**Exercise instructions**.
Among the records below, find the lines containing "this" and state only how many there are.

[Recorded data]
══════════════════════════════

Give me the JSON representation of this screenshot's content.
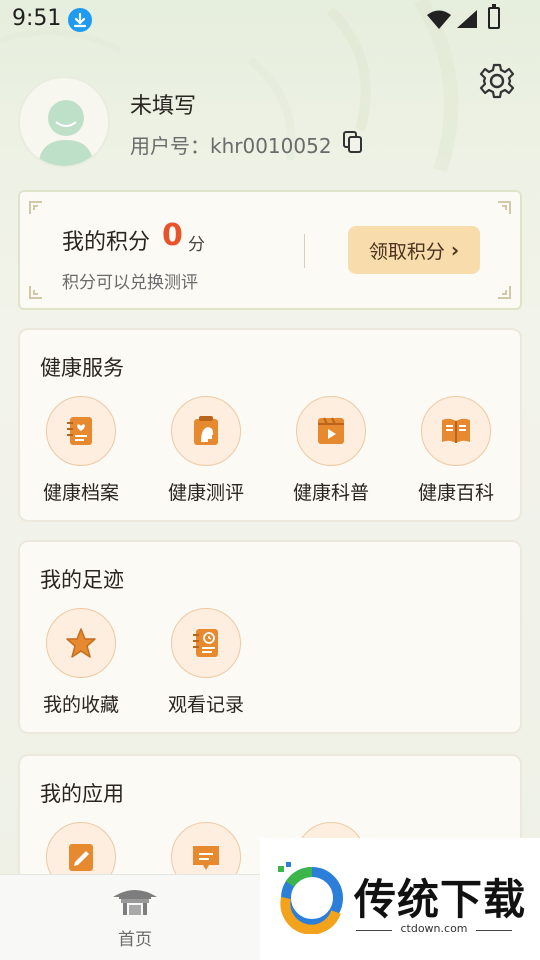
{
  "status_bar": {
    "time": "9:51"
  },
  "profile": {
    "nickname": "未填写",
    "user_id_label": "用户号：",
    "user_id": "khr0010052"
  },
  "points": {
    "title": "我的积分",
    "value": "0",
    "unit": "分",
    "subtitle": "积分可以兑换测评",
    "claim_label": "领取积分"
  },
  "health_services": {
    "title": "健康服务",
    "items": [
      {
        "label": "健康档案",
        "icon": "health-record-icon"
      },
      {
        "label": "健康测评",
        "icon": "health-assessment-icon"
      },
      {
        "label": "健康科普",
        "icon": "health-video-icon"
      },
      {
        "label": "健康百科",
        "icon": "health-encyclopedia-icon"
      }
    ]
  },
  "footprints": {
    "title": "我的足迹",
    "items": [
      {
        "label": "我的收藏",
        "icon": "star-icon"
      },
      {
        "label": "观看记录",
        "icon": "watch-history-icon"
      }
    ]
  },
  "my_apps": {
    "title": "我的应用"
  },
  "tab_bar": {
    "home_label": "首页"
  },
  "watermark": {
    "title": "传统下载",
    "url": "ctdown.com"
  },
  "colors": {
    "accent": "#e8532c",
    "icon_orange": "#e6892f",
    "claim_bg": "#f8dcab"
  }
}
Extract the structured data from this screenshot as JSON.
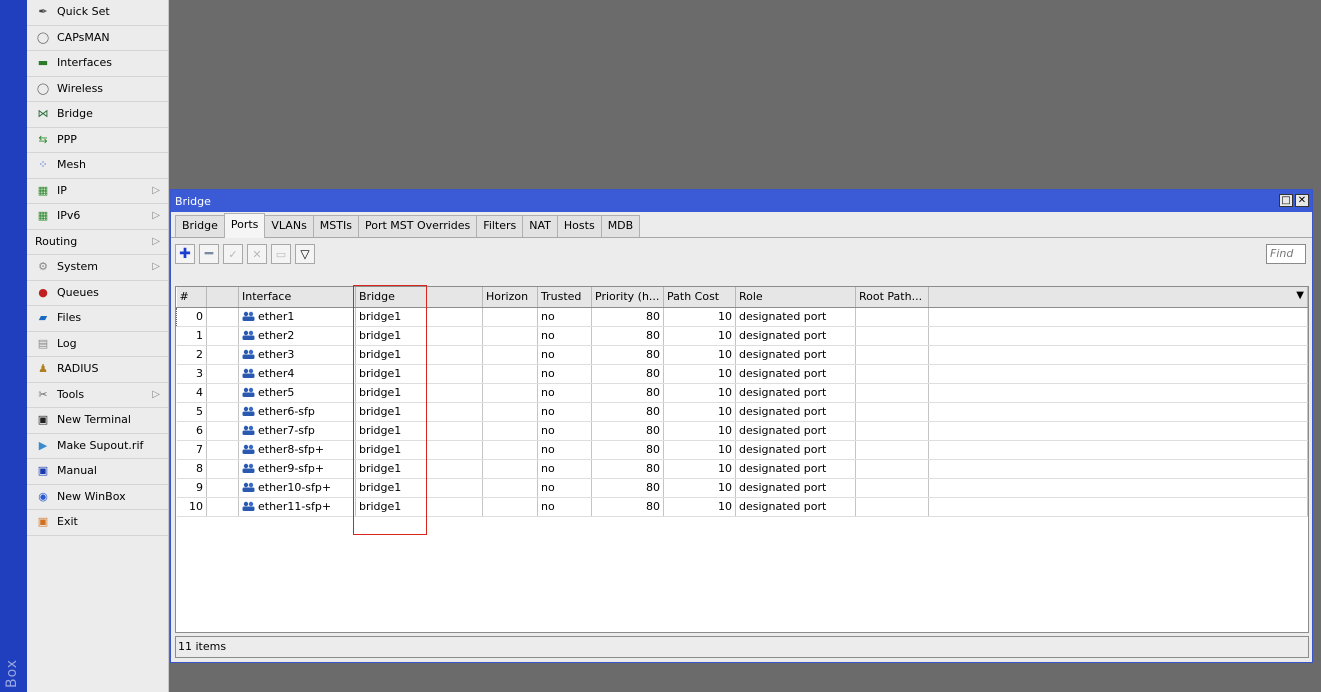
{
  "brand": {
    "text": "Box"
  },
  "sidebar": {
    "items": [
      {
        "label": "Quick Set",
        "icon": "wand-icon",
        "arrow": false
      },
      {
        "label": "CAPsMAN",
        "icon": "antenna-icon",
        "arrow": false
      },
      {
        "label": "Interfaces",
        "icon": "interfaces-icon",
        "arrow": false
      },
      {
        "label": "Wireless",
        "icon": "wireless-icon",
        "arrow": false
      },
      {
        "label": "Bridge",
        "icon": "bridge-icon",
        "arrow": false
      },
      {
        "label": "PPP",
        "icon": "ppp-icon",
        "arrow": false
      },
      {
        "label": "Mesh",
        "icon": "mesh-icon",
        "arrow": false
      },
      {
        "label": "IP",
        "icon": "ip-icon",
        "arrow": true
      },
      {
        "label": "IPv6",
        "icon": "ipv6-icon",
        "arrow": true
      },
      {
        "label": "Routing",
        "icon": "",
        "arrow": true
      },
      {
        "label": "System",
        "icon": "system-icon",
        "arrow": true
      },
      {
        "label": "Queues",
        "icon": "queues-icon",
        "arrow": false
      },
      {
        "label": "Files",
        "icon": "folder-icon",
        "arrow": false
      },
      {
        "label": "Log",
        "icon": "log-icon",
        "arrow": false
      },
      {
        "label": "RADIUS",
        "icon": "radius-icon",
        "arrow": false
      },
      {
        "label": "Tools",
        "icon": "tools-icon",
        "arrow": true
      },
      {
        "label": "New Terminal",
        "icon": "terminal-icon",
        "arrow": false
      },
      {
        "label": "Make Supout.rif",
        "icon": "supout-icon",
        "arrow": false
      },
      {
        "label": "Manual",
        "icon": "manual-icon",
        "arrow": false
      },
      {
        "label": "New WinBox",
        "icon": "winbox-icon",
        "arrow": false
      },
      {
        "label": "Exit",
        "icon": "exit-icon",
        "arrow": false
      }
    ]
  },
  "window": {
    "title": "Bridge",
    "tabs": [
      "Bridge",
      "Ports",
      "VLANs",
      "MSTIs",
      "Port MST Overrides",
      "Filters",
      "NAT",
      "Hosts",
      "MDB"
    ],
    "active_tab": "Ports",
    "find_placeholder": "Find",
    "columns": [
      "#",
      "",
      "Interface",
      "Bridge",
      "Horizon",
      "Trusted",
      "Priority (h...",
      "Path Cost",
      "Role",
      "Root Path...",
      ""
    ],
    "rows": [
      {
        "num": "0",
        "interface": "ether1",
        "bridge": "bridge1",
        "horizon": "",
        "trusted": "no",
        "priority": "80",
        "path_cost": "10",
        "role": "designated port",
        "root_path": ""
      },
      {
        "num": "1",
        "interface": "ether2",
        "bridge": "bridge1",
        "horizon": "",
        "trusted": "no",
        "priority": "80",
        "path_cost": "10",
        "role": "designated port",
        "root_path": ""
      },
      {
        "num": "2",
        "interface": "ether3",
        "bridge": "bridge1",
        "horizon": "",
        "trusted": "no",
        "priority": "80",
        "path_cost": "10",
        "role": "designated port",
        "root_path": ""
      },
      {
        "num": "3",
        "interface": "ether4",
        "bridge": "bridge1",
        "horizon": "",
        "trusted": "no",
        "priority": "80",
        "path_cost": "10",
        "role": "designated port",
        "root_path": ""
      },
      {
        "num": "4",
        "interface": "ether5",
        "bridge": "bridge1",
        "horizon": "",
        "trusted": "no",
        "priority": "80",
        "path_cost": "10",
        "role": "designated port",
        "root_path": ""
      },
      {
        "num": "5",
        "interface": "ether6-sfp",
        "bridge": "bridge1",
        "horizon": "",
        "trusted": "no",
        "priority": "80",
        "path_cost": "10",
        "role": "designated port",
        "root_path": ""
      },
      {
        "num": "6",
        "interface": "ether7-sfp",
        "bridge": "bridge1",
        "horizon": "",
        "trusted": "no",
        "priority": "80",
        "path_cost": "10",
        "role": "designated port",
        "root_path": ""
      },
      {
        "num": "7",
        "interface": "ether8-sfp+",
        "bridge": "bridge1",
        "horizon": "",
        "trusted": "no",
        "priority": "80",
        "path_cost": "10",
        "role": "designated port",
        "root_path": ""
      },
      {
        "num": "8",
        "interface": "ether9-sfp+",
        "bridge": "bridge1",
        "horizon": "",
        "trusted": "no",
        "priority": "80",
        "path_cost": "10",
        "role": "designated port",
        "root_path": ""
      },
      {
        "num": "9",
        "interface": "ether10-sfp+",
        "bridge": "bridge1",
        "horizon": "",
        "trusted": "no",
        "priority": "80",
        "path_cost": "10",
        "role": "designated port",
        "root_path": ""
      },
      {
        "num": "10",
        "interface": "ether11-sfp+",
        "bridge": "bridge1",
        "horizon": "",
        "trusted": "no",
        "priority": "80",
        "path_cost": "10",
        "role": "designated port",
        "root_path": ""
      }
    ],
    "status": "11 items"
  },
  "colors": {
    "titlebar": "#3b5bd6",
    "brand_strip": "#1f3fbf",
    "highlight_box": "#d9261c",
    "desktop": "#6b6b6b"
  }
}
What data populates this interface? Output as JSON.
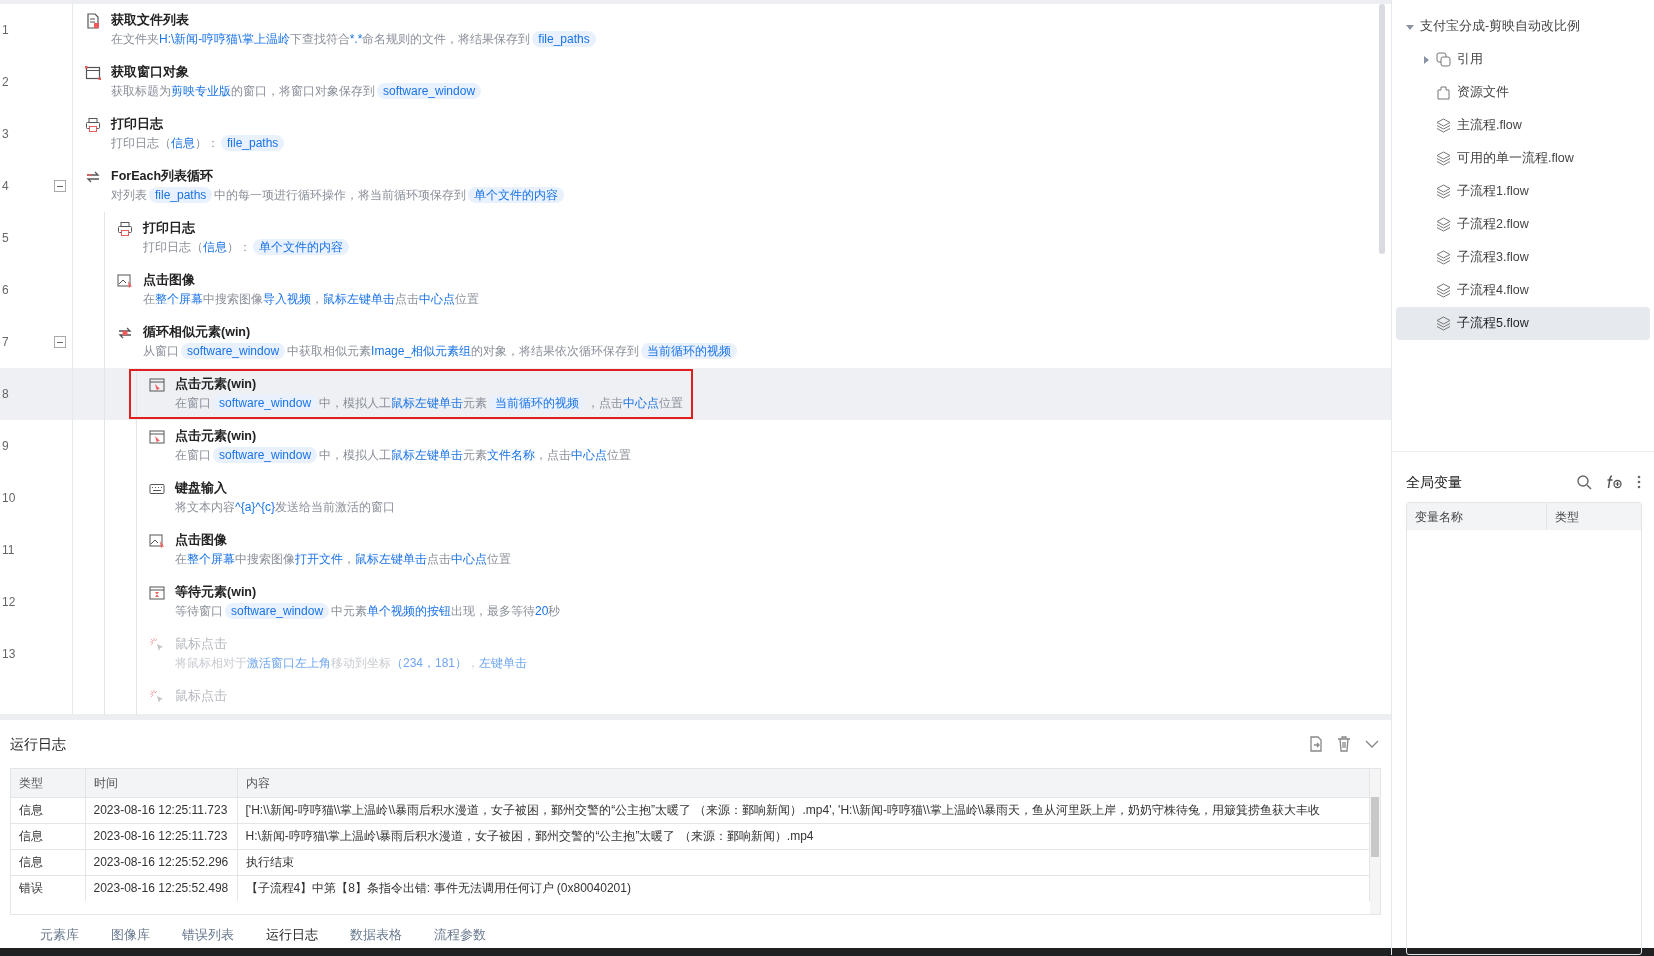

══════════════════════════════

**Worked solution**.
3